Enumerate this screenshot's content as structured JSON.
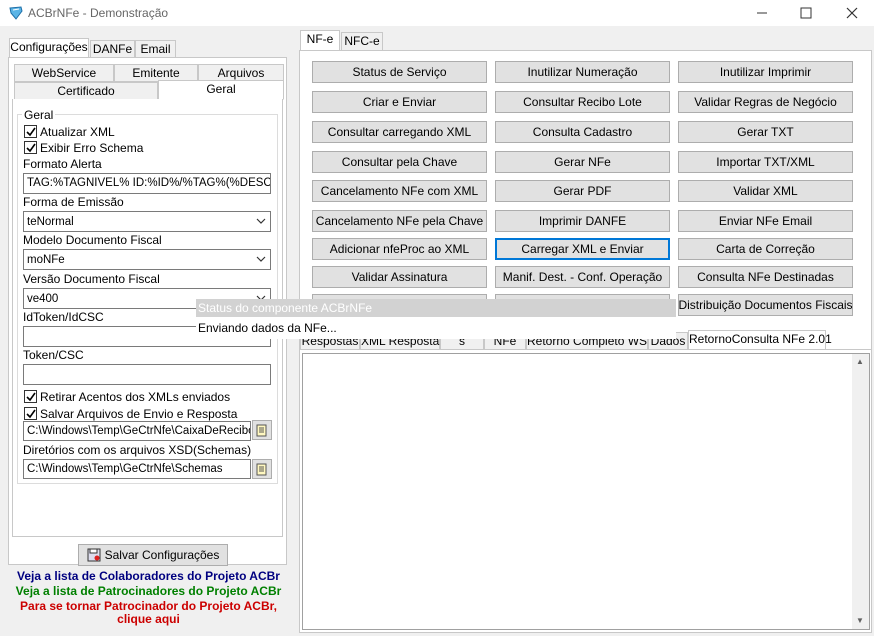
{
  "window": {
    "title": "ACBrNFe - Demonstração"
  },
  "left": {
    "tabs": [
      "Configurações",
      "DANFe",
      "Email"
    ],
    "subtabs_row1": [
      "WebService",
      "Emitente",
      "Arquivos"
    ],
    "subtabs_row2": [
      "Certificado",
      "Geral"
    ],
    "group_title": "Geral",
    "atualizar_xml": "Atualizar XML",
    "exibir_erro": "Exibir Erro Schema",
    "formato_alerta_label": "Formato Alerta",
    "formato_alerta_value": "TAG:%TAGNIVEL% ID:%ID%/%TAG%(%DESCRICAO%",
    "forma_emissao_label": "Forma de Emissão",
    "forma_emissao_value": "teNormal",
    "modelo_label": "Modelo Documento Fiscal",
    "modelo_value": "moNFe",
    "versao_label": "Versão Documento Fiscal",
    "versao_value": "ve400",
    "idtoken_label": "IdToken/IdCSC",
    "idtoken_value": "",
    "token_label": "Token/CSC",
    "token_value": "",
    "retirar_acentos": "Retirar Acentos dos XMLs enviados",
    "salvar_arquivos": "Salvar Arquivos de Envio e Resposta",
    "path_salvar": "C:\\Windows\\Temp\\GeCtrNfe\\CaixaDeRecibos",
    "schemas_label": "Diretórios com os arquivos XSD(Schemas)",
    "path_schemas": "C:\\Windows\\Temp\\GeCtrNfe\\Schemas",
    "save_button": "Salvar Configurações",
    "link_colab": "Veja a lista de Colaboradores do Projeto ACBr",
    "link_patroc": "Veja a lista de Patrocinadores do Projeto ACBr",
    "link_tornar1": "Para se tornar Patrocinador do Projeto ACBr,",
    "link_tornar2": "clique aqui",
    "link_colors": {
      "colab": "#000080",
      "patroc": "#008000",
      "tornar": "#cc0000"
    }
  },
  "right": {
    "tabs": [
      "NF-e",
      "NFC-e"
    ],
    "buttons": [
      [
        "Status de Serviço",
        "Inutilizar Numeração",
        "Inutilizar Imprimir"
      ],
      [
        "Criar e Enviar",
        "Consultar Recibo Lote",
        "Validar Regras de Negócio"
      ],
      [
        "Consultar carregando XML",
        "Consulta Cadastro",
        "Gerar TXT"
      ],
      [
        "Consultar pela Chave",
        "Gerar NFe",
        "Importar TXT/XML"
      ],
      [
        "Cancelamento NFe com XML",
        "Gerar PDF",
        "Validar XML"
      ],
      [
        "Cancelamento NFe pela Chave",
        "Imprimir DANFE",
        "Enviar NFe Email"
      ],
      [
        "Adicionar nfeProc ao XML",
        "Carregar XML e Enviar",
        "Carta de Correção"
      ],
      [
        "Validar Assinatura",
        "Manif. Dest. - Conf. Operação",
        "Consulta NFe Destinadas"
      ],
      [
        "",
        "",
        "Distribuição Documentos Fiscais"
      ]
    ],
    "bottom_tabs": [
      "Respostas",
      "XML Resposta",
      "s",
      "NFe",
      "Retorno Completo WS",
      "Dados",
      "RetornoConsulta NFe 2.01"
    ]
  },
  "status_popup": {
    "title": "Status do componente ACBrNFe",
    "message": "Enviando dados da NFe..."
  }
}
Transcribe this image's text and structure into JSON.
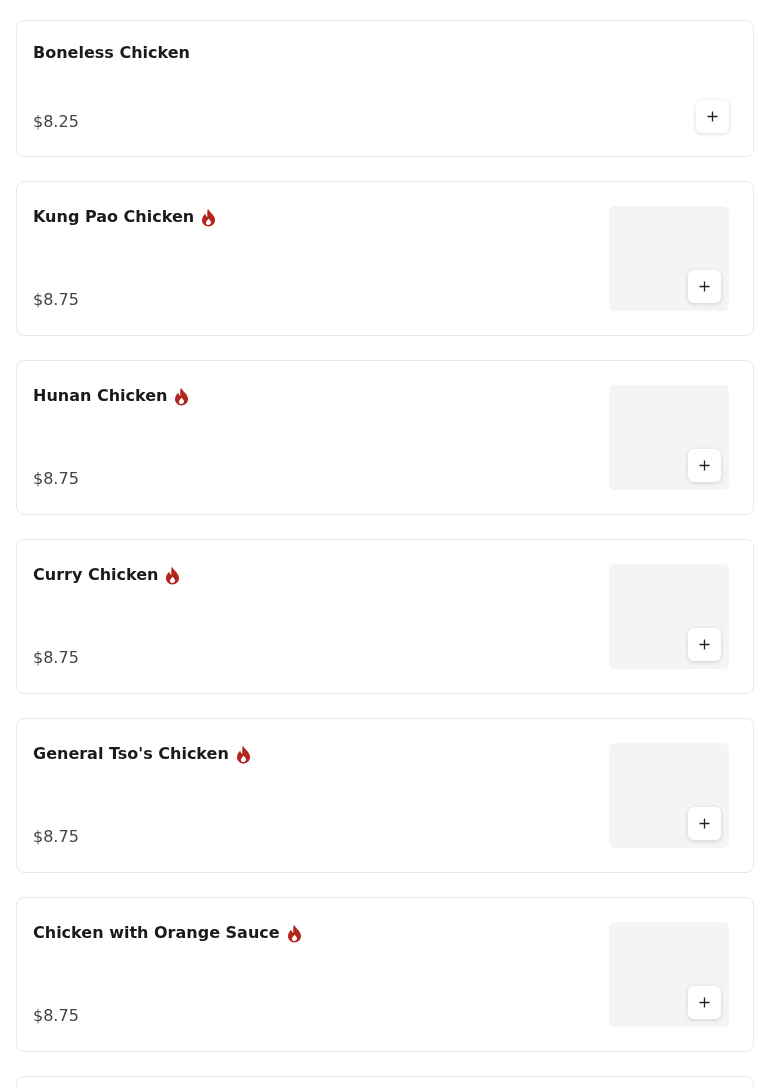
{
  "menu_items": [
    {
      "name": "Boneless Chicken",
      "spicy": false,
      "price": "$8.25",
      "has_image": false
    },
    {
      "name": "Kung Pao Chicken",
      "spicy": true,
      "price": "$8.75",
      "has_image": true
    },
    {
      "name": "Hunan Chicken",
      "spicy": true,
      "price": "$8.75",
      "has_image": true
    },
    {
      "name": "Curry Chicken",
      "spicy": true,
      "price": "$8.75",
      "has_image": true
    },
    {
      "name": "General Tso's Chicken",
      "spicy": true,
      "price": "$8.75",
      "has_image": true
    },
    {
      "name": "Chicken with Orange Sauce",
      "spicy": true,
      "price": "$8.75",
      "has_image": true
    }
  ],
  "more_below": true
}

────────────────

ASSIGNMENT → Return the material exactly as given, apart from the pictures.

EXERCISE RESPONSE →
Enumerate this screenshot's content as structured JSON.
{
  "window": {
    "title": "ACBrNFe - Demonstração"
  },
  "left": {
    "tabs": [
      "Configurações",
      "DANFe",
      "Email"
    ],
    "subtabs_row1": [
      "WebService",
      "Emitente",
      "Arquivos"
    ],
    "subtabs_row2": [
      "Certificado",
      "Geral"
    ],
    "group_title": "Geral",
    "atualizar_xml": "Atualizar XML",
    "exibir_erro": "Exibir Erro Schema",
    "formato_alerta_label": "Formato Alerta",
    "formato_alerta_value": "TAG:%TAGNIVEL% ID:%ID%/%TAG%(%DESCRICAO%",
    "forma_emissao_label": "Forma de Emissão",
    "forma_emissao_value": "teNormal",
    "modelo_label": "Modelo Documento Fiscal",
    "modelo_value": "moNFe",
    "versao_label": "Versão Documento Fiscal",
    "versao_value": "ve400",
    "idtoken_label": "IdToken/IdCSC",
    "idtoken_value": "",
    "token_label": "Token/CSC",
    "token_value": "",
    "retirar_acentos": "Retirar Acentos dos XMLs enviados",
    "salvar_arquivos": "Salvar Arquivos de Envio e Resposta",
    "path_salvar": "C:\\Windows\\Temp\\GeCtrNfe\\CaixaDeRecibos",
    "schemas_label": "Diretórios com os arquivos XSD(Schemas)",
    "path_schemas": "C:\\Windows\\Temp\\GeCtrNfe\\Schemas",
    "save_button": "Salvar Configurações",
    "link_colab": "Veja a lista de Colaboradores do Projeto ACBr",
    "link_patroc": "Veja a lista de Patrocinadores do Projeto ACBr",
    "link_tornar1": "Para se tornar Patrocinador do Projeto ACBr,",
    "link_tornar2": "clique aqui",
    "link_colors": {
      "colab": "#000080",
      "patroc": "#008000",
      "tornar": "#cc0000"
    }
  },
  "right": {
    "tabs": [
      "NF-e",
      "NFC-e"
    ],
    "buttons": [
      [
        "Status de Serviço",
        "Inutilizar Numeração",
        "Inutilizar Imprimir"
      ],
      [
        "Criar e Enviar",
        "Consultar Recibo Lote",
        "Validar Regras de Negócio"
      ],
      [
        "Consultar carregando XML",
        "Consulta Cadastro",
        "Gerar TXT"
      ],
      [
        "Consultar pela Chave",
        "Gerar NFe",
        "Importar TXT/XML"
      ],
      [
        "Cancelamento NFe com XML",
        "Gerar PDF",
        "Validar XML"
      ],
      [
        "Cancelamento NFe pela Chave",
        "Imprimir DANFE",
        "Enviar NFe Email"
      ],
      [
        "Adicionar nfeProc ao XML",
        "Carregar XML e Enviar",
        "Carta de Correção"
      ],
      [
        "Validar Assinatura",
        "Manif. Dest. - Conf. Operação",
        "Consulta NFe Destinadas"
      ],
      [
        "",
        "",
        "Distribuição Documentos Fiscais"
      ]
    ],
    "bottom_tabs": [
      "Respostas",
      "XML Resposta",
      "s",
      "NFe",
      "Retorno Completo WS",
      "Dados",
      "RetornoConsulta NFe 2.01"
    ]
  },
  "status_popup": {
    "title": "Status do componente ACBrNFe",
    "message": "Enviando dados da NFe..."
  }
}
Transcribe this image's text and structure into JSON.
{
  "menu_items": [
    {
      "name": "Boneless Chicken",
      "spicy": false,
      "price": "$8.25",
      "has_image": false
    },
    {
      "name": "Kung Pao Chicken",
      "spicy": true,
      "price": "$8.75",
      "has_image": true
    },
    {
      "name": "Hunan Chicken",
      "spicy": true,
      "price": "$8.75",
      "has_image": true
    },
    {
      "name": "Curry Chicken",
      "spicy": true,
      "price": "$8.75",
      "has_image": true
    },
    {
      "name": "General Tso's Chicken",
      "spicy": true,
      "price": "$8.75",
      "has_image": true
    },
    {
      "name": "Chicken with Orange Sauce",
      "spicy": true,
      "price": "$8.75",
      "has_image": true
    }
  ],
  "more_below": true
}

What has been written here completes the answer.